- Genso Suikoden Celtic Collection 2 — a 12-track arrangement released on 20 August 2003. Arrangement was done by Yoko Ueno, Yuji Yoshino, Yuko Asai, and Shigeyoshi Kawagoe.
- Genso Suikoden Music Collection ~Asian Collection~ — a 12-track arrangement released on 27 November 2003. It was arranged by Kiyoshi Yoshida, Hidenori Maezawa, Yuko Asai, and Shigeyoshi Kawagoe.
- Genso Suikoden Piano Collection 2 — a 12 track arrangement released on 21 January 2004, arranged by Shusei Murai.
- Genso Suikoden Celtic Collection III — a 13 track arrangement released on 14 April 2004, arranged by Yuji Yoshino.
Publications, adaptations, and other material
Many publications, such as the Suikoden World Guide and Suikoden Encyclopedia, exist for the Suikoden series, though the majority are only in Japanese. Suikoden and Suikoden II have light novel adaptations written by Shinjiro Hori released only in Japan. Suikoden III was adapted into a manga by Aki Shimizu, which was released in English markets by Tokyopop.
- Tokimeki Memorial ~ forever with you ~ (1995) (Sony PlayStation, Sega Saturn, PlayStation Portable)
- Mitsumete Knight R (1998) (Sony PlayStation)
The protagonist of Suikoden I is one of the characters in this game.
The protagonist of Suikoden I is one of the selectable characters in this game.
- Cave, Ronnie. "Hardcore Gaming 101: Suikoden". Hardcore Gaming 101. Retrieved 29 October 2010.
- Reyes, Francesca (26 October 1999). "Suikoden II". IGN. Retrieved 14 November 2016.
- "Archived copy". Archived from the original on 29 February 2012. Retrieved 2012-03-02.
- "New Genso Suikoden Game Announced For PSP". Siliconera.com. 2011-09-17. Retrieved 2016-09-15.
- Yin-Poole, Wesley (3 August 2015). "New article on Konami paints a bleak picture". Eurogamer.
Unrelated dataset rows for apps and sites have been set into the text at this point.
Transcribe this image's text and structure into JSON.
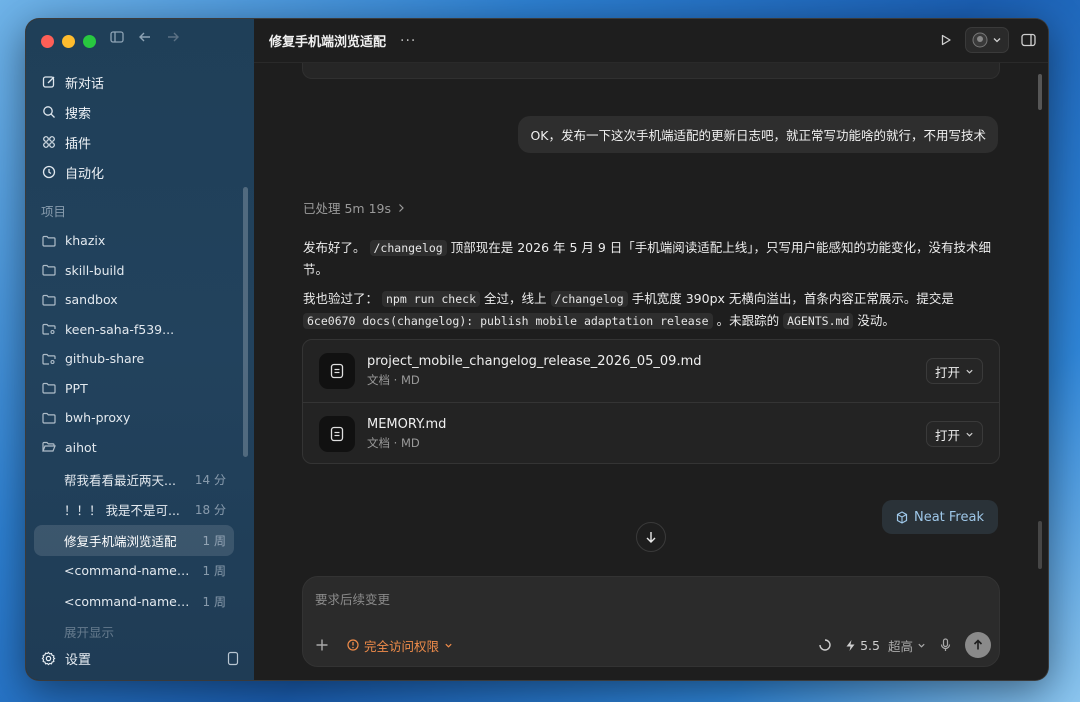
{
  "sidebar": {
    "nav": [
      {
        "label": "新对话",
        "icon": "compose-icon"
      },
      {
        "label": "搜索",
        "icon": "search-icon"
      },
      {
        "label": "插件",
        "icon": "plugins-icon"
      },
      {
        "label": "自动化",
        "icon": "clock-icon"
      }
    ],
    "section_label": "项目",
    "projects": [
      {
        "label": "khazix",
        "icon": "folder-icon"
      },
      {
        "label": "skill-build",
        "icon": "folder-icon"
      },
      {
        "label": "sandbox",
        "icon": "folder-icon"
      },
      {
        "label": "keen-saha-f539...",
        "icon": "branch-folder-icon"
      },
      {
        "label": "github-share",
        "icon": "branch-folder-icon"
      },
      {
        "label": "PPT",
        "icon": "folder-icon"
      },
      {
        "label": "bwh-proxy",
        "icon": "folder-icon"
      },
      {
        "label": "aihot",
        "icon": "folder-open-icon"
      }
    ],
    "chats": [
      {
        "title": "帮我看看最近两天...",
        "time": "14 分"
      },
      {
        "title": "！！！ 我是不是可...",
        "time": "18 分"
      },
      {
        "title": "修复手机端浏览适配",
        "time": "1 周"
      },
      {
        "title": "<command-name>/...",
        "time": "1 周"
      },
      {
        "title": "<command-name>/...",
        "time": "1 周"
      },
      {
        "title": "展开显示",
        "time": ""
      }
    ],
    "settings_label": "设置"
  },
  "header": {
    "title": "修复手机端浏览适配",
    "more": "···"
  },
  "conversation": {
    "user_message": "OK，发布一下这次手机端适配的更新日志吧，就正常写功能啥的就行，不用写技术",
    "processed": "已处理 5m 19s",
    "answer_p1": {
      "a": "发布好了。",
      "code1": "/changelog",
      "b": "顶部现在是 2026 年 5 月 9 日「手机端阅读适配上线」，只写用户能感知的功能变化，没有技术细节。"
    },
    "answer_p2": {
      "a": "我也验过了：",
      "code1": "npm run check",
      "b": "全过，线上",
      "code2": "/changelog",
      "c": "手机宽度 390px 无横向溢出，首条内容正常展示。提交是",
      "code3": "6ce0670 docs(changelog): publish mobile adaptation release",
      "d": "。未跟踪的",
      "code4": "AGENTS.md",
      "e": "没动。"
    },
    "files": [
      {
        "name": "project_mobile_changelog_release_2026_05_09.md",
        "meta": "文档 · MD",
        "open": "打开"
      },
      {
        "name": "MEMORY.md",
        "meta": "文档 · MD",
        "open": "打开"
      }
    ],
    "neat_freak": "Neat Freak"
  },
  "composer": {
    "placeholder": "要求后续变更",
    "permission": "完全访问权限",
    "model_version": "5.5",
    "quality": "超高"
  },
  "colors": {
    "accent_orange": "#f08c4a",
    "neat_blue": "#9ec7e8"
  }
}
Gamer Network. Retrieved 3 August 2015.
- Suikoden II game